───── Raw data

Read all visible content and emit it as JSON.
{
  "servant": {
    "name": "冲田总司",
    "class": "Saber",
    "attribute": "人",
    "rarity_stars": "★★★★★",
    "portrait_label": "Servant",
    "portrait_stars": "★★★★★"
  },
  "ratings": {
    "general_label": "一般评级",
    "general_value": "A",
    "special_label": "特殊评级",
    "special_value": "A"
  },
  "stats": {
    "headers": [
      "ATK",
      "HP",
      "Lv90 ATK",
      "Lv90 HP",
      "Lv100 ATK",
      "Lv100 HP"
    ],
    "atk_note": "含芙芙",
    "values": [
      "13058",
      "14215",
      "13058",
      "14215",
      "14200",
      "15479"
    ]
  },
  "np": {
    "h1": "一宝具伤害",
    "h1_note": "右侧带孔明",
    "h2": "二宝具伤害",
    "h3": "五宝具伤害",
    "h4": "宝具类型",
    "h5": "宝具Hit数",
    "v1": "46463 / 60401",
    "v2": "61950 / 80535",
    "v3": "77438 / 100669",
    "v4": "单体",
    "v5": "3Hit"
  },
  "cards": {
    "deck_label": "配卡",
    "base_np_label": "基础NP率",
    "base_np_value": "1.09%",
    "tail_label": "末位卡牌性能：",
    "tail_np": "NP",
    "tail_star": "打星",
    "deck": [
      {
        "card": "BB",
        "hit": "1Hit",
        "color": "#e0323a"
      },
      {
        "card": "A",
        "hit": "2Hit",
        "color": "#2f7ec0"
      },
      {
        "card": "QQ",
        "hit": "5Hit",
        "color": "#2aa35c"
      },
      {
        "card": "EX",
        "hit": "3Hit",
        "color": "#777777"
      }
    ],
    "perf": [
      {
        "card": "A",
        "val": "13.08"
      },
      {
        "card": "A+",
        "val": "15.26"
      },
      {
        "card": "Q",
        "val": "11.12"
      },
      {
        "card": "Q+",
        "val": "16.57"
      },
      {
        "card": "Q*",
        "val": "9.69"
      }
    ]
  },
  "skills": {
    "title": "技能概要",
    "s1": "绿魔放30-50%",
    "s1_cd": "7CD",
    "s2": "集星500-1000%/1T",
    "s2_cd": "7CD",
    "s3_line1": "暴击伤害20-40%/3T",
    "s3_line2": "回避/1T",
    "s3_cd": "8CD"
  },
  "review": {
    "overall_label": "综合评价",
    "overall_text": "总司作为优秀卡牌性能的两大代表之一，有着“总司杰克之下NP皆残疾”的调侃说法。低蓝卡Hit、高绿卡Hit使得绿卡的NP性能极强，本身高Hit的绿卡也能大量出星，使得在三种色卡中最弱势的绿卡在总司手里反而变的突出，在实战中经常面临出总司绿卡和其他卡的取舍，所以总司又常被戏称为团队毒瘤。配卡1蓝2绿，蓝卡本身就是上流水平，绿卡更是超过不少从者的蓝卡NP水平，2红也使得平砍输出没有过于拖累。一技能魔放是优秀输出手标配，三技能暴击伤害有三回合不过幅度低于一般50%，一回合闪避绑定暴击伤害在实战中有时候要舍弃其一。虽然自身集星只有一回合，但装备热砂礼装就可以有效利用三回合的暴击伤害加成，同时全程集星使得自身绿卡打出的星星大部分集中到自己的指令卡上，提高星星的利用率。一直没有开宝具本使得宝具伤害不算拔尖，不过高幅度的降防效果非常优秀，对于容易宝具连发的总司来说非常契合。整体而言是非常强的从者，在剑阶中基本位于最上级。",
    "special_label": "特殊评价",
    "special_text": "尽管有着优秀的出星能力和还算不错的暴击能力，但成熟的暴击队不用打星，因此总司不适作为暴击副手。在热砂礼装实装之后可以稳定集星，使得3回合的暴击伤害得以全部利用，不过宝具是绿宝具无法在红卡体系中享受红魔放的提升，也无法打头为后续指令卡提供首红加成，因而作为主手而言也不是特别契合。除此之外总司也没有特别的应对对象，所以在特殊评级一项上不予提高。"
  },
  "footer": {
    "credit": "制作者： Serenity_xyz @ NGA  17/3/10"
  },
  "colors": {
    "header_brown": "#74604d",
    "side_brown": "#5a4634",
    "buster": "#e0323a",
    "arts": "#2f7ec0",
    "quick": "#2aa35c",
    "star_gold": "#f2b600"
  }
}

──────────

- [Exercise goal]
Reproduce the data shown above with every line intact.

- [Exercise output]
Read all visible content and emit it as JSON.
{
  "servant": {
    "name": "冲田总司",
    "class": "Saber",
    "attribute": "人",
    "rarity_stars": "★★★★★",
    "portrait_label": "Servant",
    "portrait_stars": "★★★★★"
  },
  "ratings": {
    "general_label": "一般评级",
    "general_value": "A",
    "special_label": "特殊评级",
    "special_value": "A"
  },
  "stats": {
    "headers": [
      "ATK",
      "HP",
      "Lv90 ATK",
      "Lv90 HP",
      "Lv100 ATK",
      "Lv100 HP"
    ],
    "atk_note": "含芙芙",
    "values": [
      "13058",
      "14215",
      "13058",
      "14215",
      "14200",
      "15479"
    ]
  },
  "np": {
    "h1": "一宝具伤害",
    "h1_note": "右侧带孔明",
    "h2": "二宝具伤害",
    "h3": "五宝具伤害",
    "h4": "宝具类型",
    "h5": "宝具Hit数",
    "v1": "46463 / 60401",
    "v2": "61950 / 80535",
    "v3": "77438 / 100669",
    "v4": "单体",
    "v5": "3Hit"
  },
  "cards": {
    "deck_label": "配卡",
    "base_np_label": "基础NP率",
    "base_np_value": "1.09%",
    "tail_label": "末位卡牌性能：",
    "tail_np": "NP",
    "tail_star": "打星",
    "deck": [
      {
        "card": "BB",
        "hit": "1Hit",
        "color": "#e0323a"
      },
      {
        "card": "A",
        "hit": "2Hit",
        "color": "#2f7ec0"
      },
      {
        "card": "QQ",
        "hit": "5Hit",
        "color": "#2aa35c"
      },
      {
        "card": "EX",
        "hit": "3Hit",
        "color": "#777777"
      }
    ],
    "perf": [
      {
        "card": "A",
        "val": "13.08"
      },
      {
        "card": "A+",
        "val": "15.26"
      },
      {
        "card": "Q",
        "val": "11.12"
      },
      {
        "card": "Q+",
        "val": "16.57"
      },
      {
        "card": "Q*",
        "val": "9.69"
      }
    ]
  },
  "skills": {
    "title": "技能概要",
    "s1": "绿魔放30-50%",
    "s1_cd": "7CD",
    "s2": "集星500-1000%/1T",
    "s2_cd": "7CD",
    "s3_line1": "暴击伤害20-40%/3T",
    "s3_line2": "回避/1T",
    "s3_cd": "8CD"
  },
  "review": {
    "overall_label": "综合评价",
    "overall_text": "总司作为优秀卡牌性能的两大代表之一，有着“总司杰克之下NP皆残疾”的调侃说法。低蓝卡Hit、高绿卡Hit使得绿卡的NP性能极强，本身高Hit的绿卡也能大量出星，使得在三种色卡中最弱势的绿卡在总司手里反而变的突出，在实战中经常面临出总司绿卡和其他卡的取舍，所以总司又常被戏称为团队毒瘤。配卡1蓝2绿，蓝卡本身就是上流水平，绿卡更是超过不少从者的蓝卡NP水平，2红也使得平砍输出没有过于拖累。一技能魔放是优秀输出手标配，三技能暴击伤害有三回合不过幅度低于一般50%，一回合闪避绑定暴击伤害在实战中有时候要舍弃其一。虽然自身集星只有一回合，但装备热砂礼装就可以有效利用三回合的暴击伤害加成，同时全程集星使得自身绿卡打出的星星大部分集中到自己的指令卡上，提高星星的利用率。一直没有开宝具本使得宝具伤害不算拔尖，不过高幅度的降防效果非常优秀，对于容易宝具连发的总司来说非常契合。整体而言是非常强的从者，在剑阶中基本位于最上级。",
    "special_label": "特殊评价",
    "special_text": "尽管有着优秀的出星能力和还算不错的暴击能力，但成熟的暴击队不用打星，因此总司不适作为暴击副手。在热砂礼装实装之后可以稳定集星，使得3回合的暴击伤害得以全部利用，不过宝具是绿宝具无法在红卡体系中享受红魔放的提升，也无法打头为后续指令卡提供首红加成，因而作为主手而言也不是特别契合。除此之外总司也没有特别的应对对象，所以在特殊评级一项上不予提高。"
  },
  "footer": {
    "credit": "制作者： Serenity_xyz @ NGA  17/3/10"
  },
  "colors": {
    "header_brown": "#74604d",
    "side_brown": "#5a4634",
    "buster": "#e0323a",
    "arts": "#2f7ec0",
    "quick": "#2aa35c",
    "star_gold": "#f2b600"
  }
}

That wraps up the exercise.